- Support more indie developers. Fund their projects, market them, give them timed-exclusivity, while giving them reasonable deals to create exclusive titles — and not lock them down in other projects they want to explore.
- Maybe it’s time to tap into big names to write game narratives. See what FromSoftware did with Elden Ring? The idea of playing a game with a backdrop written by A Song of Ice and Fire (Game of Thrones) author, George R.R. Martin, got people talking and hyped.
- To further reiterate: Get authors like N.K. Jemisin and Brandon Sanderson to write, or collaborate with, for Broken Earth and Cosmere videogames. Reach out to Jordan Peel, Joe Hill, maybe even James Wan, or let’s go all the way to Stephen King, for horror games (we get way too much H.P. Lovecraft stuff, though Cthulhu will always be awesome). Grab Jeff VandeMeer and Pierce Brown, and many other amazing science fiction authors, for futuristic and weird games. These people have huge fans and many of them play games.
- Games set in the Green Bone Saga would be amazing, as an open world where you get to do what you want in a Grand Theft Auto style and face consequences for certain actions. A game called The Last Windrunner set during Recreance in Stormlight would be mind-blowing (they would have to do this in a way that doesn’t spoil the mysteries from books). And let’s all admit it, a massive open world game based on Malazan sounds incredibly epic. Give us a game based in the world of the KingKiller Chronicles, sprinkled with the legends and stories of Kvothe, and people are going to lose their freaking minds. There is no shortage of potential.
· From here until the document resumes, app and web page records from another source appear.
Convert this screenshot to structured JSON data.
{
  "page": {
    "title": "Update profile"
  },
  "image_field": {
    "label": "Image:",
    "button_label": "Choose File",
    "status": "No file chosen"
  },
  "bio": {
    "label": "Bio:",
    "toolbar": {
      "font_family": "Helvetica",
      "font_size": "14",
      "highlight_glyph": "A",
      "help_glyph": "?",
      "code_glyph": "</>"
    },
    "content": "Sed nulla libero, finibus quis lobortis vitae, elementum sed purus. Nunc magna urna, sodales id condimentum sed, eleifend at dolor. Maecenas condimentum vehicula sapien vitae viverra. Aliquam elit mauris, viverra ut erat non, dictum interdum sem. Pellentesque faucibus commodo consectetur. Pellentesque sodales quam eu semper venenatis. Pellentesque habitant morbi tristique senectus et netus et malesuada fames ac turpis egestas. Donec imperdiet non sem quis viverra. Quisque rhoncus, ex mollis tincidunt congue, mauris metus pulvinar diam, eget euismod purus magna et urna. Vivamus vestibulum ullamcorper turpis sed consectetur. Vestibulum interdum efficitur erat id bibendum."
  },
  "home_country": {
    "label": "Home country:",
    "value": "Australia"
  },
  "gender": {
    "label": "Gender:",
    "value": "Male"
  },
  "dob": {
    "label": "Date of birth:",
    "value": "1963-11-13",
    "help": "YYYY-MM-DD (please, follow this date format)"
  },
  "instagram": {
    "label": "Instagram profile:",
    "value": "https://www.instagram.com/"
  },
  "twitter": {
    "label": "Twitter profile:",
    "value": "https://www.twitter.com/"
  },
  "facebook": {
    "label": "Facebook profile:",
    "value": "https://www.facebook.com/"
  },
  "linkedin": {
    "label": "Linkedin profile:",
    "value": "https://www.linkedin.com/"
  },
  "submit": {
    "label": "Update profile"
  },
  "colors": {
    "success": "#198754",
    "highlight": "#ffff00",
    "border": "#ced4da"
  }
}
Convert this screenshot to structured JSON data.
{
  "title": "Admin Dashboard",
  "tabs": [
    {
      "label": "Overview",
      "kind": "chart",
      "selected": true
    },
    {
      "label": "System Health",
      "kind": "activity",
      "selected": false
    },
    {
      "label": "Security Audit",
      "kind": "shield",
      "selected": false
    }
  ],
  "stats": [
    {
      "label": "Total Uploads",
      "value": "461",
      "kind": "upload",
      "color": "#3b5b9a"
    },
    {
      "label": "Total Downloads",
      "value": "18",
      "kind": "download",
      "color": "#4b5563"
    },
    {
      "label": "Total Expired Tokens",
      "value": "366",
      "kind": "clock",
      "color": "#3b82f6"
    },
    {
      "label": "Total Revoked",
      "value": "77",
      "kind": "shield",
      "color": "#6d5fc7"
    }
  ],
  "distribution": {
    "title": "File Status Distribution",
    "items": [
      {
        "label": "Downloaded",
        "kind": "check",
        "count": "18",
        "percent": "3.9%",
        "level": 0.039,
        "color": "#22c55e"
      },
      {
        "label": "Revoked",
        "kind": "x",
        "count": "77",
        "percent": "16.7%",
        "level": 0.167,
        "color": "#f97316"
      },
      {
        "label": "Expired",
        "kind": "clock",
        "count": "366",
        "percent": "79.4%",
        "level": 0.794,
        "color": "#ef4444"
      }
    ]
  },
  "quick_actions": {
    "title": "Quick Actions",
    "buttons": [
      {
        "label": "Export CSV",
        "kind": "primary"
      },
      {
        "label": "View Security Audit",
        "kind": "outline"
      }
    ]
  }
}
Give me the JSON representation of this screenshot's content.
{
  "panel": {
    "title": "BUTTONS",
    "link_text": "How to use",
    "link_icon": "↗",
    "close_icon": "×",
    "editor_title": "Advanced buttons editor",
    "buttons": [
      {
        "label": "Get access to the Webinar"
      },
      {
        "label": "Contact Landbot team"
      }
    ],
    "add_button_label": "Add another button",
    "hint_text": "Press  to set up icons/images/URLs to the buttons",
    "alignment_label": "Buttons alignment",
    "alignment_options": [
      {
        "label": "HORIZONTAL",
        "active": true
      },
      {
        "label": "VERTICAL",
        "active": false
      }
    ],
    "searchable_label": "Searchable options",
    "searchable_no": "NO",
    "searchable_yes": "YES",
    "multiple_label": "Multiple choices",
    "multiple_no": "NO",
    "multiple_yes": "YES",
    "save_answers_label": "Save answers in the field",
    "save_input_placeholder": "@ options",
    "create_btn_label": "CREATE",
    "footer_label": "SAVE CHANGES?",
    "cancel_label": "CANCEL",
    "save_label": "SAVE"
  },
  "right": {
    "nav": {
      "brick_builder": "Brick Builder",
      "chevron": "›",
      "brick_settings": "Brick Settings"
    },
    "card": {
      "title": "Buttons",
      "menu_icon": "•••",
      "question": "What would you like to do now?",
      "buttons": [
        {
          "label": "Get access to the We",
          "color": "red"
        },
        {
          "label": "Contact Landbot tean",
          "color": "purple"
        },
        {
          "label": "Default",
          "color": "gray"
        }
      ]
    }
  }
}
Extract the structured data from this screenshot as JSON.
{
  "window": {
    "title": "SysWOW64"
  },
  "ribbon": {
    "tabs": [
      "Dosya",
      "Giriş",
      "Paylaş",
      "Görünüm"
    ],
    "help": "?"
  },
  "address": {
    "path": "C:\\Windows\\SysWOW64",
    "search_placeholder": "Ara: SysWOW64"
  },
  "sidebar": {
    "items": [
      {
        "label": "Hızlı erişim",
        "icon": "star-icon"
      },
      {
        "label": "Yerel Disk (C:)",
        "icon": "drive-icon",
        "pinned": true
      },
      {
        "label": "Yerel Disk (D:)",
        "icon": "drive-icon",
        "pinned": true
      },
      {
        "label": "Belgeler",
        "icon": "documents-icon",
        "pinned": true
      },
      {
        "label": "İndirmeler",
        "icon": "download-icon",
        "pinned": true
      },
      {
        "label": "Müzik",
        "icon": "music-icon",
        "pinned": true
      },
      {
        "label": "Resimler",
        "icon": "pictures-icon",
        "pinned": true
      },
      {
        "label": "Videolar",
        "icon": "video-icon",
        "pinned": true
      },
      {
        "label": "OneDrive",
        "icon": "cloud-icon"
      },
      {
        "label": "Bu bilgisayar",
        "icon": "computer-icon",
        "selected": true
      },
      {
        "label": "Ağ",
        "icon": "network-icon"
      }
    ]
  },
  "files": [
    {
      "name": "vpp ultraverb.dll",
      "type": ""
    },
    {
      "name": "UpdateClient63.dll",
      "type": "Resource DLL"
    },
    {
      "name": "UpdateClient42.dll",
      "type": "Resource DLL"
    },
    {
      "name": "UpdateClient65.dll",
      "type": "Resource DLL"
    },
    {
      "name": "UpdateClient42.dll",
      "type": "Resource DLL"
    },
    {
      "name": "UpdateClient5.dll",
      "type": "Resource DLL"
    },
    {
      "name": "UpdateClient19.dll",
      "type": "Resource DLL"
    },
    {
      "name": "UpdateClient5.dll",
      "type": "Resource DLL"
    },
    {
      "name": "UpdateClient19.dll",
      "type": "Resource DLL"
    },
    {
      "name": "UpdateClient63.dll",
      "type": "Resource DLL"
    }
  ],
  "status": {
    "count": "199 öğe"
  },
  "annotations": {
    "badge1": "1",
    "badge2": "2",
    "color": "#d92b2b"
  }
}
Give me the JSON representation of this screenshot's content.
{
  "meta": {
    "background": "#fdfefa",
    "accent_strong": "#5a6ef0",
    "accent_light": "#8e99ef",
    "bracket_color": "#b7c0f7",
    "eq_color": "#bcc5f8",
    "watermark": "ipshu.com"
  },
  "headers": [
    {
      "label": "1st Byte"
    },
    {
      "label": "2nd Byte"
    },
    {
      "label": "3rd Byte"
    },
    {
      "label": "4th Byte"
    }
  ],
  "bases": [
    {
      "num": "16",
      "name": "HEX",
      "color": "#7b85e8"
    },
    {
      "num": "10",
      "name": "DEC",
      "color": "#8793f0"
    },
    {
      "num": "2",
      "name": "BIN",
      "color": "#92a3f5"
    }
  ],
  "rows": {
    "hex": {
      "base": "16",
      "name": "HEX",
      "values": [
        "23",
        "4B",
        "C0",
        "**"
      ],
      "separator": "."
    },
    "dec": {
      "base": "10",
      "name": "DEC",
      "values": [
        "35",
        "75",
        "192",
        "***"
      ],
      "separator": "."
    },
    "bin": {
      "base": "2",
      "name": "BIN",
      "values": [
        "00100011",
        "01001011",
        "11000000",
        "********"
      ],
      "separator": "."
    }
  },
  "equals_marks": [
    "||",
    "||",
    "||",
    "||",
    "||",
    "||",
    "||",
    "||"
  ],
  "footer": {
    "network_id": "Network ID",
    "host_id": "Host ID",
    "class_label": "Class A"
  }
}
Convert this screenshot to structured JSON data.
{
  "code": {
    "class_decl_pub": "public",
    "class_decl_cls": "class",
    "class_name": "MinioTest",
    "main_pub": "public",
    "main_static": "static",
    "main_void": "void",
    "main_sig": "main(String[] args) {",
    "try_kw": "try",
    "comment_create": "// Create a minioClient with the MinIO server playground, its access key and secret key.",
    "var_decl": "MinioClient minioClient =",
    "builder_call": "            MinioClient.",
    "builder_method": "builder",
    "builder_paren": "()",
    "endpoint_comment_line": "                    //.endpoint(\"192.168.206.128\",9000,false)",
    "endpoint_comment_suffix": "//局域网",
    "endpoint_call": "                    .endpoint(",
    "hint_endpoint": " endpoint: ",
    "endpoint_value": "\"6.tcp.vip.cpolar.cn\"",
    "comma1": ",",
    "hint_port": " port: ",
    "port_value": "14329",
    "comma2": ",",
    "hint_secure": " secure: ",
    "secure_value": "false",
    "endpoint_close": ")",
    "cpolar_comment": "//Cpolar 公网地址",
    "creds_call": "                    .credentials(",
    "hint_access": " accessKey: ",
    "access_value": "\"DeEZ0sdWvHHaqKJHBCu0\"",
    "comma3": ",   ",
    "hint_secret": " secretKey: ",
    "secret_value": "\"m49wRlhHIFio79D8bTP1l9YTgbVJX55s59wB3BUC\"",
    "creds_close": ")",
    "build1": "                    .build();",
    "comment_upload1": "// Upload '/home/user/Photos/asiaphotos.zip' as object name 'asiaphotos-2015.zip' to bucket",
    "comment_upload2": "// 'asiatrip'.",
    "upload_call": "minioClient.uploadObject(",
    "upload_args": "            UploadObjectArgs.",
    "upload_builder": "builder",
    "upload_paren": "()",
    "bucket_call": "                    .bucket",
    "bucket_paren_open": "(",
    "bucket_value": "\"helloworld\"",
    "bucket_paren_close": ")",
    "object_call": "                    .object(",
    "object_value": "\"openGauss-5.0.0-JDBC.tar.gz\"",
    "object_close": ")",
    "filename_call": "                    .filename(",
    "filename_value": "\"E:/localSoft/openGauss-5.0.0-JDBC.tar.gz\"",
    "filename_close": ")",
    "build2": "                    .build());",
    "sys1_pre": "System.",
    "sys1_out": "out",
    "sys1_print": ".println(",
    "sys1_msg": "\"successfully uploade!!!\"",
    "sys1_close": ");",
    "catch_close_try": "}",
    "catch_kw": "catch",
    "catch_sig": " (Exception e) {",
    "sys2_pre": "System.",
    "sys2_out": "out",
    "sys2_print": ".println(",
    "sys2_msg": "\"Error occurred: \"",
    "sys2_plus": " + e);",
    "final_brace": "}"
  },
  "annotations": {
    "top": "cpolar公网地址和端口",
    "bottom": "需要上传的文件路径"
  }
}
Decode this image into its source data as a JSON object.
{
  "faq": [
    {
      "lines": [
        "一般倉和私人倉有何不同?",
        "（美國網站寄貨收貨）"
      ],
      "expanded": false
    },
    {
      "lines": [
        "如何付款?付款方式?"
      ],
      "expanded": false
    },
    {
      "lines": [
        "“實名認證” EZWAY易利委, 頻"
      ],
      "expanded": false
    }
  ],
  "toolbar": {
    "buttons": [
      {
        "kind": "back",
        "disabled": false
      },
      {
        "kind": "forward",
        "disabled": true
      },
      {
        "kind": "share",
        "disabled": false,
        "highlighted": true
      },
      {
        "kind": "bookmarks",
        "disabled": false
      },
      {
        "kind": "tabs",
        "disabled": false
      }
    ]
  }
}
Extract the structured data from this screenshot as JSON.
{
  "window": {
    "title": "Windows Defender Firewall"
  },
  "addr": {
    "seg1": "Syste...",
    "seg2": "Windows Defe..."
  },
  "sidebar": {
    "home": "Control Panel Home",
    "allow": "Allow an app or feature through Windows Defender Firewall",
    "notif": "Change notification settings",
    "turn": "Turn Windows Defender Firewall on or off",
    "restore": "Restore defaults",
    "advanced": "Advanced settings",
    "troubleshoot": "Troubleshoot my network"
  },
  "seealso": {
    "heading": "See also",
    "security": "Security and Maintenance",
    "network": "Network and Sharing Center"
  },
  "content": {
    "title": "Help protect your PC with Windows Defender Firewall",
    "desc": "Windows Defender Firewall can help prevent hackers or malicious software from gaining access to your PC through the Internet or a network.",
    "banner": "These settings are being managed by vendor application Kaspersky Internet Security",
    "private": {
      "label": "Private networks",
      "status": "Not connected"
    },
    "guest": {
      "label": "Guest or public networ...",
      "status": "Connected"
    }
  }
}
- Games like Dark Souls and The Elder Scrolls have proven that people love games with massive and interesting lore. Give them plenty for people to talk about. Give them creative vagueness and the community will bring life to it on its own.
- Since we are in the era of remakes and legacy sequels. We need a remake of Parasite Eve and Xenogears. A Xenogears sequel would be even better. Since Chrono Trigger is still damn popular, and we are hearing rumors of a Chrono Cross remaster (or a remake?), maybe it’s time we get our hands on Chrono Break? Yes, Brave Fencer Musashi is a Legend of Zelda ripoff. The same way Resident Evil was to Alone in the Dark. The same way how Final Fantasy was to Dragon Quest. Bring back Brave Fencer Musashi with new ideas, it’s going to be great. All of these, and more, as PlayStation exclusives.
- Didn’t badass filmmaker, Guillermo del Toro and Hideo Kojima tried to work on a videogame called Insanity? Where is that? Make that happen. Maybe it’s actually P.T. aka the canceled Silent Hills game featuring Walking Dead actor Norman Reedus.
- Maybe consider a successor to the PlayStation Vita, to rival mobile devices, such as phones, Nintendo Switch, and the Steam Deck. Better if it’s integrated to the next console. But that’s basically copying Nintendo.
- Revamp PlayStation Plus and PlayStation Now. Maybe even combine them. (Last I checked, these are two difference subscriptions?). Microsoft is gradually ditching the console wars and offering services. This is something Sony needs to study more and see how they can compete with this. If you ask me, all I can think of is adding movies and TV shows produced and distributed by Sony, at the same time, making original content to add value. The total cost of it would probably be crazy.
- Or, Sony can do nothing. They will continue to produce exclusives the same way they’ve always done. Continue making PlayStations until the diminishing returns of sales leads to a tragic loss of a legacy. People will mourn but they’ll have Xboxes and PCs to help them move on.
Of course I’m excited to see what they would try to do in the future. Everything I’ve listed above was nothing but wishful thinking. But I’m certain this isn’t the fall of the Sony PlayStation, at least not yet, when they could still pull so much from their sleeves, and with a dedicated fanbase.
Also, I realized I’ve been writing this little rant for too long. The length of this post could have fulfilled my writing quota that I continue to miss day after day. Well, at least I got my blood pumping and I’m ready to write about something else.